# TASK
Retype the entries. Match them exactly.

# DATA TO PROCESS
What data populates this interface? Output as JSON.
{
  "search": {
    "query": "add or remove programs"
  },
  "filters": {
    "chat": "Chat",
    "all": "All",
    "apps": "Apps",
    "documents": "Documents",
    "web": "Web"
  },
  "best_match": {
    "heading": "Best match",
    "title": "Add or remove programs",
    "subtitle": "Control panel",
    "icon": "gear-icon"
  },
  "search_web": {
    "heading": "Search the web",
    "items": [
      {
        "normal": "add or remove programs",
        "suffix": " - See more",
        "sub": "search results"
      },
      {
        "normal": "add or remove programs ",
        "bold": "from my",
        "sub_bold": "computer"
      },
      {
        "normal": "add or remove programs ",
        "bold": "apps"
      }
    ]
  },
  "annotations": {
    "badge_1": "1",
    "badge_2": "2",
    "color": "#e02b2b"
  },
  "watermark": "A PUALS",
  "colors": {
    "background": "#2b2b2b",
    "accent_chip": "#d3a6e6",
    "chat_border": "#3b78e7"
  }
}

# TASK RESPONSE
What data populates this interface? Output as JSON.
{
  "search": {
    "query": "add or remove programs"
  },
  "filters": {
    "chat": "Chat",
    "all": "All",
    "apps": "Apps",
    "documents": "Documents",
    "web": "Web"
  },
  "best_match": {
    "heading": "Best match",
    "title": "Add or remove programs",
    "subtitle": "Control panel",
    "icon": "gear-icon"
  },
  "search_web": {
    "heading": "Search the web",
    "items": [
      {
        "normal": "add or remove programs",
        "suffix": " - See more",
        "sub": "search results"
      },
      {
        "normal": "add or remove programs ",
        "bold": "from my",
        "sub_bold": "computer"
      },
      {
        "normal": "add or remove programs ",
        "bold": "apps"
      }
    ]
  },
  "annotations": {
    "badge_1": "1",
    "badge_2": "2",
    "color": "#e02b2b"
  },
  "watermark": "A PUALS",
  "colors": {
    "background": "#2b2b2b",
    "accent_chip": "#d3a6e6",
    "chat_border": "#3b78e7"
  }
}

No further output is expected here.